Updated January 11, 2019


Despite lapse of 3.5 years the court's order has not been complied with, petitioner’s counsel tells court. — File
Despite lapse of 3.5 years the court's order has not been complied with, petitioner’s counsel tells court. — File

LAHORE: The Lahore High Court on Thursday issued a notice to the Punjab Curriculum and Textbook Board chairman Muhammad Akram on a contempt petition, questioning his failure to not include a chapter on fundamental rights in the textbooks for primary and secondary schools.

Justice Ayesha A Malik in 2015 had directed the board’s chairman to hear the point of view of the petitioner and other stakeholders and consider the issue of inclusion of a chapter on the fundamental rights in the textbooks.

However, the petitioner’s counsel Sheraz Zaka told the court that despite a lapse of three and a half years the court order had not been complied with.

He submitted that the inclusion of fundamental rights chapter in the curriculum would create awareness among the youth and children about their rights, regretting that no effort had been made in this regard despite the court order issued to this effect on April 8, 2015.

He asked the court to issue a contempt notice to the board’s chairman and seek an explanation from him on the non-compliance of the order.

After hearing the arguments, Justice Malik issued a notice to the board chairman and directed him to file his reply by April 8.

FOOD WASTAGE: The Lahore High Court on Thursday issued notices to federal and the provincial governments on a petition seeking legislation against wastage of food.

Advocate Ahmad Pansota filed the petition contending that a huge quantity of food was wasted during marriage functions and other such events but there was no law in the country to check the practice.

He said the laws relating to preservation of food were available in other countries but no such law had been enacted in Pakistan.

He pointed out that neither the federal nor provincial government had initiated any step to prevent the food wastage.

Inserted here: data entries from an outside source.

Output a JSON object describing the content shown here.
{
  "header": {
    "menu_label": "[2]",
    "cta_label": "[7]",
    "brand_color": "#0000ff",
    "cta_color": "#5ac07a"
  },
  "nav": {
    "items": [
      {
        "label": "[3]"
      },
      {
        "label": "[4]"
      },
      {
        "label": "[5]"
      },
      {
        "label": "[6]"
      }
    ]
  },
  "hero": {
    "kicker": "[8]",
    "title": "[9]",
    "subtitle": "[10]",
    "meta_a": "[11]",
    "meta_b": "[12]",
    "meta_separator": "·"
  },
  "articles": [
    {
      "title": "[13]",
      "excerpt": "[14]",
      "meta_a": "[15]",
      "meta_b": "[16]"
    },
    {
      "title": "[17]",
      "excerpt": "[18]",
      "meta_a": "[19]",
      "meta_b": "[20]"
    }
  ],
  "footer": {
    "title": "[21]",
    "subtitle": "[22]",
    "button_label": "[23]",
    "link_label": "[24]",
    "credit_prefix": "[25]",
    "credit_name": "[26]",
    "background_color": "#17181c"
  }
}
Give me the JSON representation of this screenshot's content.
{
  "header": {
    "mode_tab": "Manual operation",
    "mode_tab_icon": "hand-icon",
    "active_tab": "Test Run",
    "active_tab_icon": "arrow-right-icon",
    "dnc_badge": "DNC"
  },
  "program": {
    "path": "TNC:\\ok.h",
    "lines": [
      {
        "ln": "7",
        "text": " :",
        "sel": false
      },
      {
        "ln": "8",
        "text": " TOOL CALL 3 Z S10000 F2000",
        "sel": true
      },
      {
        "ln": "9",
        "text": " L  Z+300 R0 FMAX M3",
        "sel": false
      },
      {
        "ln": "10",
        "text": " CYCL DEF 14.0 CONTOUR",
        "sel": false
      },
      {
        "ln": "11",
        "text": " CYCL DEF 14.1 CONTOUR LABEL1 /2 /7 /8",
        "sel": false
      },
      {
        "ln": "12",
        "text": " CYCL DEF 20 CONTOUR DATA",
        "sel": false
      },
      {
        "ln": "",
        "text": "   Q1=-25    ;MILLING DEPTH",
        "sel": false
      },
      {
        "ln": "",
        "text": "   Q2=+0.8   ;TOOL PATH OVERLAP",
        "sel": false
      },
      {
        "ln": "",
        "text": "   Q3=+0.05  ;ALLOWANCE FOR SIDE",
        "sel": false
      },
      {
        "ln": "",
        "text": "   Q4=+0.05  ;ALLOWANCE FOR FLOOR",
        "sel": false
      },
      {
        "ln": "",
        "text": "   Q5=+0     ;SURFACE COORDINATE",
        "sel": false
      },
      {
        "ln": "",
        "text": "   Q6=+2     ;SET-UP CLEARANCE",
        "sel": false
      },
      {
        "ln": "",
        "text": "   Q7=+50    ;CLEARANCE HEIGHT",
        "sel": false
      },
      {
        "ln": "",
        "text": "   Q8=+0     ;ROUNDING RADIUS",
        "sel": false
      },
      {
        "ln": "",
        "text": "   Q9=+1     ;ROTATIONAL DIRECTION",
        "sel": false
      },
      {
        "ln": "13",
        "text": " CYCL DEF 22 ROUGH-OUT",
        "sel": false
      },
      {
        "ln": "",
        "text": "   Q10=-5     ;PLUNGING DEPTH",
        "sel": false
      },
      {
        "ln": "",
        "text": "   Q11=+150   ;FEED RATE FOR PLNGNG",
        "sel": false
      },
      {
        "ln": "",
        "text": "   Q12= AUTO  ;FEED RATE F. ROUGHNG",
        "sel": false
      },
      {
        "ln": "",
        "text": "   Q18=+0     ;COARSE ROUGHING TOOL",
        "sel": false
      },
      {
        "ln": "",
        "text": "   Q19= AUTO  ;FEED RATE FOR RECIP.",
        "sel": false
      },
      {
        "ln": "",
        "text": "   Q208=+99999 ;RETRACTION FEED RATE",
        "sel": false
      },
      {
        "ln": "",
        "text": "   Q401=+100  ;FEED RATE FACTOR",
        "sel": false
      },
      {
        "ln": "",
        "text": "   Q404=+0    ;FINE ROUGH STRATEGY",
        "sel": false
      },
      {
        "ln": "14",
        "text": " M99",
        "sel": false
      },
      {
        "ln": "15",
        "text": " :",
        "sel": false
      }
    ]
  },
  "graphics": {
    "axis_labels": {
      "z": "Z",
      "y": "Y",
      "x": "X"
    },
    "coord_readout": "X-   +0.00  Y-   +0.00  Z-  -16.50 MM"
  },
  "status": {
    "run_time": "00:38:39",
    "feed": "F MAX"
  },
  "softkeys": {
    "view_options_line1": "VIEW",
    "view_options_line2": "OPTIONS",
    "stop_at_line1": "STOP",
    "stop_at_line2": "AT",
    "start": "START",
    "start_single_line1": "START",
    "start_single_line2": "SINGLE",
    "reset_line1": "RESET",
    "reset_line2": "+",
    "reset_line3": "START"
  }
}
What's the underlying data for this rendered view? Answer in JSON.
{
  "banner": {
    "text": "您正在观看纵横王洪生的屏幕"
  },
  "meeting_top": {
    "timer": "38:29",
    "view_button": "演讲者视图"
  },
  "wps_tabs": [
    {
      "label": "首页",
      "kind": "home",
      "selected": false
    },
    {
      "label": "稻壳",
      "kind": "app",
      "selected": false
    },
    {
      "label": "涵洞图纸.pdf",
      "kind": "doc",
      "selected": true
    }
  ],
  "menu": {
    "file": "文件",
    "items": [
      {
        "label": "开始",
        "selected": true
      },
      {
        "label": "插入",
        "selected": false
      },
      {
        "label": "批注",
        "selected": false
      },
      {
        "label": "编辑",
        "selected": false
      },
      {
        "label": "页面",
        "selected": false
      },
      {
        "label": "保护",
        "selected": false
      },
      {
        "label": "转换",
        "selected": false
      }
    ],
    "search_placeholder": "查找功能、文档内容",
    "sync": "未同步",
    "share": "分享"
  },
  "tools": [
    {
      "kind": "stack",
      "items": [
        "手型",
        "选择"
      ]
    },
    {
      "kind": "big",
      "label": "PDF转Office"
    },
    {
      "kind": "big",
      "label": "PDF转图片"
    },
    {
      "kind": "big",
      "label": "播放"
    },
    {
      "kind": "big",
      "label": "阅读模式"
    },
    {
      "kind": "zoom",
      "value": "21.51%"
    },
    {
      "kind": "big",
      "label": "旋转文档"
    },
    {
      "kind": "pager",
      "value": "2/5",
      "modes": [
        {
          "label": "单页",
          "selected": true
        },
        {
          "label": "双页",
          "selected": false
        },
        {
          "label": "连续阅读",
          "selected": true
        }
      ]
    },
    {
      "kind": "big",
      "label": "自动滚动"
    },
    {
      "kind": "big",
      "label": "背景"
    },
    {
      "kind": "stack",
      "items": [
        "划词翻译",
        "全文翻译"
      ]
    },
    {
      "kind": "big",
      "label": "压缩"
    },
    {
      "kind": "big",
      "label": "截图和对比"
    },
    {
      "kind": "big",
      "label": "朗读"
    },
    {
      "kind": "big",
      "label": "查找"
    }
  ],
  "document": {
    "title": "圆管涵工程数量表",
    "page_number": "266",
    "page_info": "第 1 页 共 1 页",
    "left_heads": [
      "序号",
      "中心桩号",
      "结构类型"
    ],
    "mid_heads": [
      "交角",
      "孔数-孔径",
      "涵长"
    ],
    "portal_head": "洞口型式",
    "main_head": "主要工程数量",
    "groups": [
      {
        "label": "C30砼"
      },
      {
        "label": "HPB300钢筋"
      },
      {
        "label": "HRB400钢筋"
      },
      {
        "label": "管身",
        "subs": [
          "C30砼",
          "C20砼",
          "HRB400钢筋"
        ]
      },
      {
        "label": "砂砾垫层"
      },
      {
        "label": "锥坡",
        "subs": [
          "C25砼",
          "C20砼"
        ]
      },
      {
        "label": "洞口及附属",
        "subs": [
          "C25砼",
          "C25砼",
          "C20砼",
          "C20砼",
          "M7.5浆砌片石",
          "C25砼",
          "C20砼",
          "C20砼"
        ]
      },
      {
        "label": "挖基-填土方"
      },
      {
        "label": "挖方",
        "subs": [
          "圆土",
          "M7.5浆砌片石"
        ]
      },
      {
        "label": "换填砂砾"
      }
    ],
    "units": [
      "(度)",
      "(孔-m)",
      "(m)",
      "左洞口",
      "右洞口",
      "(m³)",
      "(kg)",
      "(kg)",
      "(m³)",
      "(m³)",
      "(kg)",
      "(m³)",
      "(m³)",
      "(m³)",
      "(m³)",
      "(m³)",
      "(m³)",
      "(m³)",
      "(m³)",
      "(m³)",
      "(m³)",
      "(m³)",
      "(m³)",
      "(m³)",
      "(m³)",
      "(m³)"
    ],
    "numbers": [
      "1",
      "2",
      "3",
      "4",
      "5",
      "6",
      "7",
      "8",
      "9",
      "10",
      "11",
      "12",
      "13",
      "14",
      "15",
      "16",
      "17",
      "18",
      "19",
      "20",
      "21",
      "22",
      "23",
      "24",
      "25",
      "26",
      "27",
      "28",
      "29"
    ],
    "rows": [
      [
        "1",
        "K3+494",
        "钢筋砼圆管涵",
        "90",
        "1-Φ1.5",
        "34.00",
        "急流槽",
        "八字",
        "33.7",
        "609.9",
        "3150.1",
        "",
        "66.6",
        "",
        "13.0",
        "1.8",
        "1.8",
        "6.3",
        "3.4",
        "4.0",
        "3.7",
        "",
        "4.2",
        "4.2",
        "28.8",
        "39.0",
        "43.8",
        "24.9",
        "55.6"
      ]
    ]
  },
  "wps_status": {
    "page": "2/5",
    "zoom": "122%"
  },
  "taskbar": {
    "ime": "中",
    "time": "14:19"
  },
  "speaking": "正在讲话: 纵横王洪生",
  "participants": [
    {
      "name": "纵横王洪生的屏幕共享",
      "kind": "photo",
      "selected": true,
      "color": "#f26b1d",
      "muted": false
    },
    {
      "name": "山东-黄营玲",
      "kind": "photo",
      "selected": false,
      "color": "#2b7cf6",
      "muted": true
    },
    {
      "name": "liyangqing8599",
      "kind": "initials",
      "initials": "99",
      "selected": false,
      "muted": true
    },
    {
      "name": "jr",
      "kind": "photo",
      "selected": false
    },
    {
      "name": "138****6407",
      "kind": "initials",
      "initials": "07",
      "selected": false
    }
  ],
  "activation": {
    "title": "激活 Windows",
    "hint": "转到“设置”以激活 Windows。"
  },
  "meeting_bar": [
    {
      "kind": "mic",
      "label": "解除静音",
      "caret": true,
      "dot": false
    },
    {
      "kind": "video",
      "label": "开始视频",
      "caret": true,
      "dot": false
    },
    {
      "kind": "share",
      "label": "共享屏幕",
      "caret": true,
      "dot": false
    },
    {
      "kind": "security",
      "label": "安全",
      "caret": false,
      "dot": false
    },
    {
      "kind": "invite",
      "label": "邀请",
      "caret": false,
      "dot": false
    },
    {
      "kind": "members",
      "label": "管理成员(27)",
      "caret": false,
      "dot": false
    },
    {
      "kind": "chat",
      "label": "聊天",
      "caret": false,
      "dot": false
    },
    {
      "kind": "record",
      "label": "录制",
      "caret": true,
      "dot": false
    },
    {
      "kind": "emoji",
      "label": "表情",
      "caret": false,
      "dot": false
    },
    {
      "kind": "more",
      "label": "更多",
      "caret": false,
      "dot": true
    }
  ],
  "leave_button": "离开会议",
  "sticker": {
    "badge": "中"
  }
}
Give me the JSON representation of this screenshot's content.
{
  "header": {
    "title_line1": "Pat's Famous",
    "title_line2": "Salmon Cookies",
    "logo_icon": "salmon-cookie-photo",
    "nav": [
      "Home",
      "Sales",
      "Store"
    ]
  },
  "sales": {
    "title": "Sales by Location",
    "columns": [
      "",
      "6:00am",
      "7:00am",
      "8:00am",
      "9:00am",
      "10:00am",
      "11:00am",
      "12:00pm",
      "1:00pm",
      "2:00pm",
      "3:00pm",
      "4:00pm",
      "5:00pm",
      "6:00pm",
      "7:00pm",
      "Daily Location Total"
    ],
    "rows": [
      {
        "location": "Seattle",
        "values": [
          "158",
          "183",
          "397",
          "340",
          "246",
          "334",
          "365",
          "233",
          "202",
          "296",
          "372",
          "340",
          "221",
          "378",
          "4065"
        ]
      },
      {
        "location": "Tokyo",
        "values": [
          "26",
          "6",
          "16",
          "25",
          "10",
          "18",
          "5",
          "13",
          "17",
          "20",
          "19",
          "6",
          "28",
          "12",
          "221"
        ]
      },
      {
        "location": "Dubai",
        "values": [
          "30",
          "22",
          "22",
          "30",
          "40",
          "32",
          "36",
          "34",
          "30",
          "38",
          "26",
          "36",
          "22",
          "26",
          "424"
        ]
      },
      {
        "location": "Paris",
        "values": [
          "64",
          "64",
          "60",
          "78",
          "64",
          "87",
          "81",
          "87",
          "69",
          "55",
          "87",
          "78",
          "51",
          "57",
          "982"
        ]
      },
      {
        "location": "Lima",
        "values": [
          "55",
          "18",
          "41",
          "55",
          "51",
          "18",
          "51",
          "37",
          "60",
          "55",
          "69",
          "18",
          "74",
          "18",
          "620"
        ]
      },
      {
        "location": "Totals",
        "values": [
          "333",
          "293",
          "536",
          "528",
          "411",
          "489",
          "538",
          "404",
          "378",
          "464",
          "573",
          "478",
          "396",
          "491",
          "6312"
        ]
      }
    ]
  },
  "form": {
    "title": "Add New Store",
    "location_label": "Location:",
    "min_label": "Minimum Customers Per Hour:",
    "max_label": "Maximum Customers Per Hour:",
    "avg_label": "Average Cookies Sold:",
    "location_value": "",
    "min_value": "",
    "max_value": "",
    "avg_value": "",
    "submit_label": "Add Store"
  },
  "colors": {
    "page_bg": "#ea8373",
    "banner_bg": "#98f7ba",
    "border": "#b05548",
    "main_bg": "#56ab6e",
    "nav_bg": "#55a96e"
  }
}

He said it was the constitutional obligation of the governments to provide food to every citizen and avoid its wastage.

He asked the court to direct the governments to make an effective law to check food wastage.

After hearing initial arguments, Justice Jawad Hassan issued notices to the federal and Punjab governments and sought their replies within a fortnight.

Published in Dawn, January 11th, 2019